Barbed wire entanglements, stated to have been originally erected when the camp was started as a precaution against typhus, still exist in the block, where the British are quartered though not in at least one other. Although at present they serve no especial purpose, it was stated that they were not to be removed. There are gaps for passing through this wire, but the prisoners complain that their exercising ground is reduced by its presence. The ground in the compound is, however, not in any case suited for exercise, on account of numerous ridges and furrows due to the necessity of carrying off water from the naturally muddy soil.
A source of considerable complaint was the lack of a sufficient flow of water afforded the prisoners for washing themselves and their clothes. There is enough for drinking purposes, and the prisoners use to some extent the drinking water from the taps for other purposes. For washing the water is provided by a rather inadequate tank, drawing its supply from an underground spring, and by a hand pump worked by fr each prisoners. The pressure does not, however, seem to be sufficient, and there is apparently difficulty in getting enough, water at any time. It was stated that the matter had been investigated by engineers from the town, but nothing effective has yet been done to remedy the trouble.
At the request of the men, I suggested to the Kommandant the advisability of providing wash. bowls for them, which were promised and which would improve conditions to a certain extent.
Thera were no complaints of the food and It was stated to be as good or better than that at other camps. The canteen is on the whole good, and biscuits, apple sauce, sausages, tooth brushes, etc. may be bought there, as well as extra articles of food ordered from outside. Matches, are, however, not for sale.
Baths are satisfactory, but the latrines of the trench and bar system, has found to be quite offensive and too near one of the barracks, where, however, no British were quartered. It was stated that the supply of the disinfectant used, a preparation of peat (“Torfmull”) had given out, but that more was to be expected. An improvement in respect to this matter was urged upon the Kommandant.
In answer to my questions, it was explicitly denied that men had been sent to this camp for disciplinary reasons.
It was, however, obvious that non-commissioned officers who for one reason and another are not considered suited for supervision work, at the other camps, have been transferred here. There is no direct persuasion to induce the men to volunteer for work, but a good deal of indirect pressure seems to be brought. It was stated that the work in case of such volunteering would be confined to agricultural labour, but that so far only two British had expressed themselves as willing to engage in it. In the meantime, no amusements and recreation are permitted and at the beginning a question was even raised whether books would be permitted, though this is

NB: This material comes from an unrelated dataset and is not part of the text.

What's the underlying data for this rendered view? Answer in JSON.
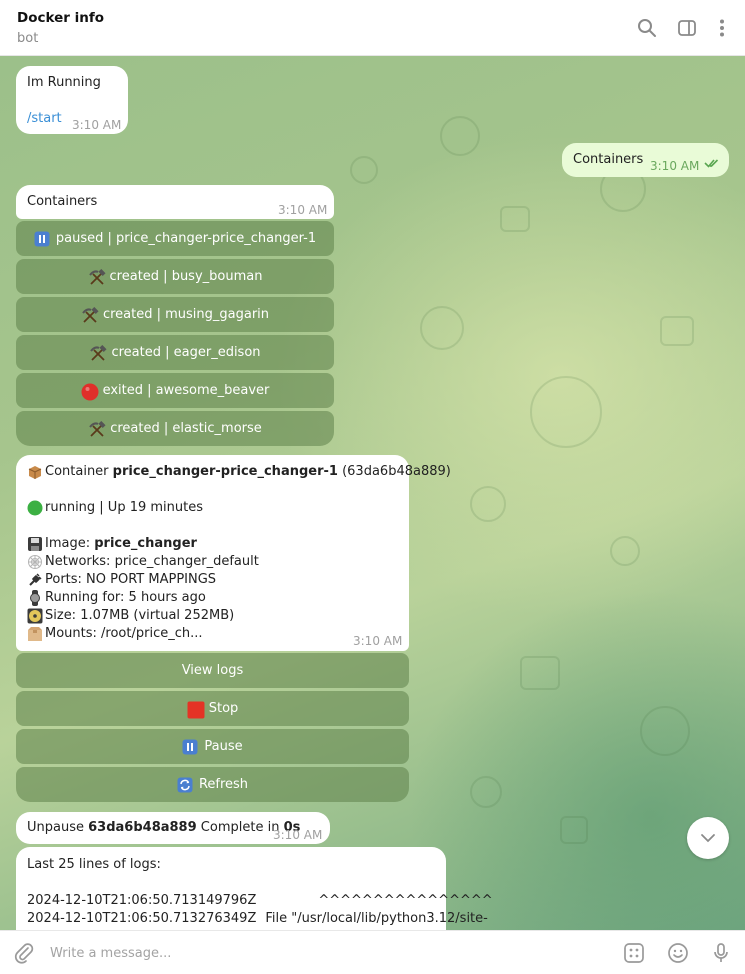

now settled in the affirmative. There is no opportunity for football, though it was said that it might perhaps be allowed during the coming summer, as it was last summer, at a place at some little distance from the camp, Musical instruments are not allowed in the compound where British are quartered.
A complaint that none of the British were allowed to be present when parcels were being sorted in one of the other blocks was promised rectification, and two individual grievances were also investigated and reported to the authorities. It may properly be added that the short time during which the camp has been run as a place of detention for non-commissioned officers doubtless accounts for some of the conditions, and it is to be presumed that a number of defects will later on be remedied by the authorities.
The time of the visit was not announced beforehand at the camp. The prisoners were spoken with in private at length, though there was some little difficulty at times with an overzealous interpreter.
Ellis Loring Dresel
April 22, 1916.